| TASK DIRECTIONS |
The records, repeated exactly and in full, are the expected answer.

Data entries
********

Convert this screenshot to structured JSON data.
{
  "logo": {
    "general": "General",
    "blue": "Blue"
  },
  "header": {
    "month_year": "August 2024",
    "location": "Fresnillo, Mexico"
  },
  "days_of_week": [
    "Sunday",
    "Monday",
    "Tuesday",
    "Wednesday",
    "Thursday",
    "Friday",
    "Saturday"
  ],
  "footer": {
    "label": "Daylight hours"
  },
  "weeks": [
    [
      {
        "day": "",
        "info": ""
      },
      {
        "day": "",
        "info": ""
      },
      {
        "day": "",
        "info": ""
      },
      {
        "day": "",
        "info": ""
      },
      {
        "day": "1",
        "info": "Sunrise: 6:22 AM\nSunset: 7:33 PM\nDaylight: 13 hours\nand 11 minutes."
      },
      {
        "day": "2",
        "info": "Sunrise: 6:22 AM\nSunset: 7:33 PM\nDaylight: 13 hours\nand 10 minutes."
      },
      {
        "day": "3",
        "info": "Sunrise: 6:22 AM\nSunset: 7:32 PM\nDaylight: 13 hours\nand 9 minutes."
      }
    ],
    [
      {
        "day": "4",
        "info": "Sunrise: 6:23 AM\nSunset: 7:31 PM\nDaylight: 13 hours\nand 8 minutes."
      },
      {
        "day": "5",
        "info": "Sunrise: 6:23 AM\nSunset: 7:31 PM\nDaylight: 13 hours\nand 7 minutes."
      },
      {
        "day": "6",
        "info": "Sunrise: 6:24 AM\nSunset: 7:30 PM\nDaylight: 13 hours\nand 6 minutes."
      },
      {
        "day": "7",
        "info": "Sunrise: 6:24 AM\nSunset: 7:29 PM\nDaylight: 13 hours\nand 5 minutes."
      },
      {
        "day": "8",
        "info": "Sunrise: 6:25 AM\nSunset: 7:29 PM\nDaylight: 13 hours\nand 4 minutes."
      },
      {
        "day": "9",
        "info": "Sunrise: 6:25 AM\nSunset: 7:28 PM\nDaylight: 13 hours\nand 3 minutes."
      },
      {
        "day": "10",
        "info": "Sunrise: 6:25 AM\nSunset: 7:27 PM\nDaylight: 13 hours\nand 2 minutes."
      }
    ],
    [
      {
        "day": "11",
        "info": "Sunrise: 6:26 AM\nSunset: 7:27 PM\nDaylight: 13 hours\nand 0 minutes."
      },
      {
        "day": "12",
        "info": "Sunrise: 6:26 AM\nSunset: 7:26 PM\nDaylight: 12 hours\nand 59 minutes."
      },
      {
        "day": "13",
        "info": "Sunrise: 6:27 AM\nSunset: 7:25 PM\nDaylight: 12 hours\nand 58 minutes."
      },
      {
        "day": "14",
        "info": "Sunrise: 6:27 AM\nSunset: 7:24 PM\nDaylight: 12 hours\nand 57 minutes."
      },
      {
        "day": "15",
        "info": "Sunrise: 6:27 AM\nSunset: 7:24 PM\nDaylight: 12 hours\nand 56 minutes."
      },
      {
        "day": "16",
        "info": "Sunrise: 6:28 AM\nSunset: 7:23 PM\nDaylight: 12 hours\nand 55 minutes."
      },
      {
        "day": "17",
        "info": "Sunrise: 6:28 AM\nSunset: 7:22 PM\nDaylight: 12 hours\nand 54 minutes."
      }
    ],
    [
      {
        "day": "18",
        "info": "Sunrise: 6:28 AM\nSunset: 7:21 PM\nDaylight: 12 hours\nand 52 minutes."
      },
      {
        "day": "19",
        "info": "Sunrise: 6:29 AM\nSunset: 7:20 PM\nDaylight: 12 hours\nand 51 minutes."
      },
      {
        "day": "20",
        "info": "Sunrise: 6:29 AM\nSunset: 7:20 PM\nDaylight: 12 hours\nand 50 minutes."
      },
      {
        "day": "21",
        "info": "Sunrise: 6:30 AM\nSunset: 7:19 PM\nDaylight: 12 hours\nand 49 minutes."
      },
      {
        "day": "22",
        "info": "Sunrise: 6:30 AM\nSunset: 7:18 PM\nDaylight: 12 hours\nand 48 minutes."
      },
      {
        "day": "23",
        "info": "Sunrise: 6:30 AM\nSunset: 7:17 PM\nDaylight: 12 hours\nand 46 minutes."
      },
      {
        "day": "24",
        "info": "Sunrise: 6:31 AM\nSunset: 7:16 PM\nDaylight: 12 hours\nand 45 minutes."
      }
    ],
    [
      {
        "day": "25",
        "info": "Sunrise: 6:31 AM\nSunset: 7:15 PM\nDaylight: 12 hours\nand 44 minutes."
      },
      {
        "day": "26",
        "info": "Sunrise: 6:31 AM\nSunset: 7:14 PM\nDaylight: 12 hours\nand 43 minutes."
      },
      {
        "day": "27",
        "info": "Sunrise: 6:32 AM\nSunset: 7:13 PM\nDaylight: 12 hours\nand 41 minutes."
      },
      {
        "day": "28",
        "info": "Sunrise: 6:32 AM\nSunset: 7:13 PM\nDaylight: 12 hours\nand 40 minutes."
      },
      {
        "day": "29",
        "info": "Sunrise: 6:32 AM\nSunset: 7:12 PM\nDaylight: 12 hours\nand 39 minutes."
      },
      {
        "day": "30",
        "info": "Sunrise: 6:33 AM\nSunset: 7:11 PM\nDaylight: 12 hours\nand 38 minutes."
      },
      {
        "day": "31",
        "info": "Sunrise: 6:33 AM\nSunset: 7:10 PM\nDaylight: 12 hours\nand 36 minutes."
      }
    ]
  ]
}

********

| COMPLETED TASK |
Convert this screenshot to structured JSON data.
{
  "logo": {
    "general": "General",
    "blue": "Blue"
  },
  "header": {
    "month_year": "August 2024",
    "location": "Fresnillo, Mexico"
  },
  "days_of_week": [
    "Sunday",
    "Monday",
    "Tuesday",
    "Wednesday",
    "Thursday",
    "Friday",
    "Saturday"
  ],
  "footer": {
    "label": "Daylight hours"
  },
  "weeks": [
    [
      {
        "day": "",
        "info": ""
      },
      {
        "day": "",
        "info": ""
      },
      {
        "day": "",
        "info": ""
      },
      {
        "day": "",
        "info": ""
      },
      {
        "day": "1",
        "info": "Sunrise: 6:22 AM\nSunset: 7:33 PM\nDaylight: 13 hours\nand 11 minutes."
      },
      {
        "day": "2",
        "info": "Sunrise: 6:22 AM\nSunset: 7:33 PM\nDaylight: 13 hours\nand 10 minutes."
      },
      {
        "day": "3",
        "info": "Sunrise: 6:22 AM\nSunset: 7:32 PM\nDaylight: 13 hours\nand 9 minutes."
      }
    ],
    [
      {
        "day": "4",
        "info": "Sunrise: 6:23 AM\nSunset: 7:31 PM\nDaylight: 13 hours\nand 8 minutes."
      },
      {
        "day": "5",
        "info": "Sunrise: 6:23 AM\nSunset: 7:31 PM\nDaylight: 13 hours\nand 7 minutes."
      },
      {
        "day": "6",
        "info": "Sunrise: 6:24 AM\nSunset: 7:30 PM\nDaylight: 13 hours\nand 6 minutes."
      },
      {
        "day": "7",
        "info": "Sunrise: 6:24 AM\nSunset: 7:29 PM\nDaylight: 13 hours\nand 5 minutes."
      },
      {
        "day": "8",
        "info": "Sunrise: 6:25 AM\nSunset: 7:29 PM\nDaylight: 13 hours\nand 4 minutes."
      },
      {
        "day": "9",
        "info": "Sunrise: 6:25 AM\nSunset: 7:28 PM\nDaylight: 13 hours\nand 3 minutes."
      },
      {
        "day": "10",
        "info": "Sunrise: 6:25 AM\nSunset: 7:27 PM\nDaylight: 13 hours\nand 2 minutes."
      }
    ],
    [
      {
        "day": "11",
        "info": "Sunrise: 6:26 AM\nSunset: 7:27 PM\nDaylight: 13 hours\nand 0 minutes."
      },
      {
        "day": "12",
        "info": "Sunrise: 6:26 AM\nSunset: 7:26 PM\nDaylight: 12 hours\nand 59 minutes."
      },
      {
        "day": "13",
        "info": "Sunrise: 6:27 AM\nSunset: 7:25 PM\nDaylight: 12 hours\nand 58 minutes."
      },
      {
        "day": "14",
        "info": "Sunrise: 6:27 AM\nSunset: 7:24 PM\nDaylight: 12 hours\nand 57 minutes."
      },
      {
        "day": "15",
        "info": "Sunrise: 6:27 AM\nSunset: 7:24 PM\nDaylight: 12 hours\nand 56 minutes."
      },
      {
        "day": "16",
        "info": "Sunrise: 6:28 AM\nSunset: 7:23 PM\nDaylight: 12 hours\nand 55 minutes."
      },
      {
        "day": "17",
        "info": "Sunrise: 6:28 AM\nSunset: 7:22 PM\nDaylight: 12 hours\nand 54 minutes."
      }
    ],
    [
      {
        "day": "18",
        "info": "Sunrise: 6:28 AM\nSunset: 7:21 PM\nDaylight: 12 hours\nand 52 minutes."
      },
      {
        "day": "19",
        "info": "Sunrise: 6:29 AM\nSunset: 7:20 PM\nDaylight: 12 hours\nand 51 minutes."
      },
      {
        "day": "20",
        "info": "Sunrise: 6:29 AM\nSunset: 7:20 PM\nDaylight: 12 hours\nand 50 minutes."
      },
      {
        "day": "21",
        "info": "Sunrise: 6:30 AM\nSunset: 7:19 PM\nDaylight: 12 hours\nand 49 minutes."
      },
      {
        "day": "22",
        "info": "Sunrise: 6:30 AM\nSunset: 7:18 PM\nDaylight: 12 hours\nand 48 minutes."
      },
      {
        "day": "23",
        "info": "Sunrise: 6:30 AM\nSunset: 7:17 PM\nDaylight: 12 hours\nand 46 minutes."
      },
      {
        "day": "24",
        "info": "Sunrise: 6:31 AM\nSunset: 7:16 PM\nDaylight: 12 hours\nand 45 minutes."
      }
    ],
    [
      {
        "day": "25",
        "info": "Sunrise: 6:31 AM\nSunset: 7:15 PM\nDaylight: 12 hours\nand 44 minutes."
      },
      {
        "day": "26",
        "info": "Sunrise: 6:31 AM\nSunset: 7:14 PM\nDaylight: 12 hours\nand 43 minutes."
      },
      {
        "day": "27",
        "info": "Sunrise: 6:32 AM\nSunset: 7:13 PM\nDaylight: 12 hours\nand 41 minutes."
      },
      {
        "day": "28",
        "info": "Sunrise: 6:32 AM\nSunset: 7:13 PM\nDaylight: 12 hours\nand 40 minutes."
      },
      {
        "day": "29",
        "info": "Sunrise: 6:32 AM\nSunset: 7:12 PM\nDaylight: 12 hours\nand 39 minutes."
      },
      {
        "day": "30",
        "info": "Sunrise: 6:33 AM\nSunset: 7:11 PM\nDaylight: 12 hours\nand 38 minutes."
      },
      {
        "day": "31",
        "info": "Sunrise: 6:33 AM\nSunset: 7:10 PM\nDaylight: 12 hours\nand 36 minutes."
      }
    ]
  ]
}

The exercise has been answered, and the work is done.